▶ **ASSIGNMENT**
Retrieve every line of the data holding the word "icon".

▶ **DATA IN THIS EXERCISE**
┌────────

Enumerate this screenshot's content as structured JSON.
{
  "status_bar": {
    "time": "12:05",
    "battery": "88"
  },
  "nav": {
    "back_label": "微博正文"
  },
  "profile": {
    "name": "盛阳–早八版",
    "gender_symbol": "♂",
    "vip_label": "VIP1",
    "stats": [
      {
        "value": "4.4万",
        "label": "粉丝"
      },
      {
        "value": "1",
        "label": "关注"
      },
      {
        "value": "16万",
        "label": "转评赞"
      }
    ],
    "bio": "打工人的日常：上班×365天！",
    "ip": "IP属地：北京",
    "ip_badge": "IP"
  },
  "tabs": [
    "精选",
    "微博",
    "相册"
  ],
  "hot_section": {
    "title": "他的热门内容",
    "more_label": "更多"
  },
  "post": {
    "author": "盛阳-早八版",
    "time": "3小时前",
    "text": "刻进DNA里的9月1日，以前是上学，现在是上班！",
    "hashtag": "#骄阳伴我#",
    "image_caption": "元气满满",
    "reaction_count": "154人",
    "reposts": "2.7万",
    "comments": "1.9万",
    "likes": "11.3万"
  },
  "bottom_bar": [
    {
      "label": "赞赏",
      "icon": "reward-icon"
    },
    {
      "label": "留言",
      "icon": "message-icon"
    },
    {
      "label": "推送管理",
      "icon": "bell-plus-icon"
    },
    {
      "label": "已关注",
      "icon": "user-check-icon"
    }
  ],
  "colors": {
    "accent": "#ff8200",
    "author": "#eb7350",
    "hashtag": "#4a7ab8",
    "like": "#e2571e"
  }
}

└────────

▶ **OUTPUT OF THE TASK**
      "icon": "reward-icon"
      "icon": "message-icon"
      "icon": "bell-plus-icon"
      "icon": "user-check-icon"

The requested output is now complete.